At Loma Linda University Cancer Center, you have access to more open cancer trials than anywhere else in the region. Our center is one of 29 in the country recognized by the National Cancer Institute as a leader in clinical trials.

Current clinical trials

Why should I join a clinical trial?

When you volunteer for a clinical trial, you join current and future patients in the fight against cancer. Patients today live longer because of treatments that came out of past clinical trials. During a clinical trial, you may be one of the first patients to experience a future treatment (though not every trial leads to new treatments).

Our Cancer Center has been active in cancer trials since 1971. In that time, we’ve seen dramatic improvements in survival rates and quality of life for cancer patients everywhere. These results would not have been possible without help from volunteers like you. At our Cancer Center, you’ll find that:

  • Your safety is our primary concern
  • You may have access to potential new treatments early
  • Our team of coordinators helps you find the best trial for your care
  • We offer the largest number of cancer clinical trials in the region

What is a clinical trial?

A clinical trial is a study of how well new medical approaches work for people. Clinical trials are a critical step toward advances in cancer care. Trials seek to further our knowledge of cancer by answering questions about:

  • How to improve the most effective way to fight cancer: prevention
  • New methods to find cancer earlier through screening
  • More accurate, less invasive and faster ways to diagnose cancer
  • Safer and more effective treatments
  • Ways we can help patients feel better during treatment, like reducing side effects

Are clinical trials safe?

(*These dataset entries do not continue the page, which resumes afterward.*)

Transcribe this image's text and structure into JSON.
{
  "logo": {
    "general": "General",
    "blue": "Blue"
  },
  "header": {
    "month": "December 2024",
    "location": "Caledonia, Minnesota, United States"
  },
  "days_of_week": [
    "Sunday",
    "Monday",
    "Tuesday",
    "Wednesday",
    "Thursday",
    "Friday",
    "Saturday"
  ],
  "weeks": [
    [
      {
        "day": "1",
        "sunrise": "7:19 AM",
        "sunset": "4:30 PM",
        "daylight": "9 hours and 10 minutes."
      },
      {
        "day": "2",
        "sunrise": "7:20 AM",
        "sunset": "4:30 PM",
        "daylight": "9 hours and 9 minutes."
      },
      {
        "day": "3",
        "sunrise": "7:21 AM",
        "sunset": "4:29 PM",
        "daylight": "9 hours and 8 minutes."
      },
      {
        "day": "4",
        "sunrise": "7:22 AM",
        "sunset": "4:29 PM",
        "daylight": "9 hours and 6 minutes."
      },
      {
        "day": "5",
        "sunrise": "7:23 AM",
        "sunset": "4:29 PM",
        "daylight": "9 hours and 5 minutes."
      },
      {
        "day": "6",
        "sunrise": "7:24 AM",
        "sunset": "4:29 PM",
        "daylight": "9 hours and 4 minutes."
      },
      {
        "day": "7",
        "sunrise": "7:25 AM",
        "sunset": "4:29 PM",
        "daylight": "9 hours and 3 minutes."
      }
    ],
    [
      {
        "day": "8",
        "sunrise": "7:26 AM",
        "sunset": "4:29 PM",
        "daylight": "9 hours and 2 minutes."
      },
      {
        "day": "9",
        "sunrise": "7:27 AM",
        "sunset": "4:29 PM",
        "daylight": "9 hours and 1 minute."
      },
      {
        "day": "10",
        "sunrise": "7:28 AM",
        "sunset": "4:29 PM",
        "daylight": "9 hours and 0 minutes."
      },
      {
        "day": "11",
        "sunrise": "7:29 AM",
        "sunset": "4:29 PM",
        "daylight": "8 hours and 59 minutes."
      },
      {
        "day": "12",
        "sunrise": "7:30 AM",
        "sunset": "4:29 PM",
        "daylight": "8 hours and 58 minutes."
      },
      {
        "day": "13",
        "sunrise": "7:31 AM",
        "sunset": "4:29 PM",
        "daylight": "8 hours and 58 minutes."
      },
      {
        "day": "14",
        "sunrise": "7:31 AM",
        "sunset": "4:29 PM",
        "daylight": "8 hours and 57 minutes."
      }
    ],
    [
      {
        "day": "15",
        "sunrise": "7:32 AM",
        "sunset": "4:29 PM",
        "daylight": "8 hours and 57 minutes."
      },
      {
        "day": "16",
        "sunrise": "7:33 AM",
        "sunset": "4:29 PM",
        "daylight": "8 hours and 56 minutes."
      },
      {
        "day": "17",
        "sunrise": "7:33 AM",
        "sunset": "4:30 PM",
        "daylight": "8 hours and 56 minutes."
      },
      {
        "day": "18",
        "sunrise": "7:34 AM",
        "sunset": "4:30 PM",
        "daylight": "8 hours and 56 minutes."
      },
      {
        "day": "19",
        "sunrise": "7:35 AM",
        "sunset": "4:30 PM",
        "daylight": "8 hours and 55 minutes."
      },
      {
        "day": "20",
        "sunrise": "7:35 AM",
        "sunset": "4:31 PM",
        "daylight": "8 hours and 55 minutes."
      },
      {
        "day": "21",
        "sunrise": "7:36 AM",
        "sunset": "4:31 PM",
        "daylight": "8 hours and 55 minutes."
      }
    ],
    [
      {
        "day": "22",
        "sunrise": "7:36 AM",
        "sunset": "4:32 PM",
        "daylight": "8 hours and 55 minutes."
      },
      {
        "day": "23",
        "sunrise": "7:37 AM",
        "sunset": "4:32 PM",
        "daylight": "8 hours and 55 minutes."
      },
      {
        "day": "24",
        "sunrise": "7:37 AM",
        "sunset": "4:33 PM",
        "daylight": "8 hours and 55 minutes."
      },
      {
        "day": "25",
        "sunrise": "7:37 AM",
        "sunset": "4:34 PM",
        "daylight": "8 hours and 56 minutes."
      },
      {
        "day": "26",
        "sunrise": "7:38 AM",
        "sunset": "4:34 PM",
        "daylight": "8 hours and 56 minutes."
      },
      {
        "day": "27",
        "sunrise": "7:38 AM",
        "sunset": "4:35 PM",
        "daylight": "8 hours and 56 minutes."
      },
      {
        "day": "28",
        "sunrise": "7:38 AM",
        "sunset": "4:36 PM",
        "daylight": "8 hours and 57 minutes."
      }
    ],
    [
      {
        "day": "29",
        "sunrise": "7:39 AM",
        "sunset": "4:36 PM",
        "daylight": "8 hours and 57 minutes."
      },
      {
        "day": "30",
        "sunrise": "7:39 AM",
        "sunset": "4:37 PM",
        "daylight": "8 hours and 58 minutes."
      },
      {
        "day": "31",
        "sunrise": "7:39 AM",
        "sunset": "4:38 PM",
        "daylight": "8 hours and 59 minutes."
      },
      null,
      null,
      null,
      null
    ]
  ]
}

Clinical trials are reviewed for safety by a committee of experts, called an Institutional Review Board (IRB). Our IRB is responsible for patient safety, rights and privacy. If a proposed clinical trial doesn’t meet the IRB’s standards, the committee can deny approval or request researchers change it. The IRB also ensures each clinical trial is set up to produce the best results possible for current and future patients.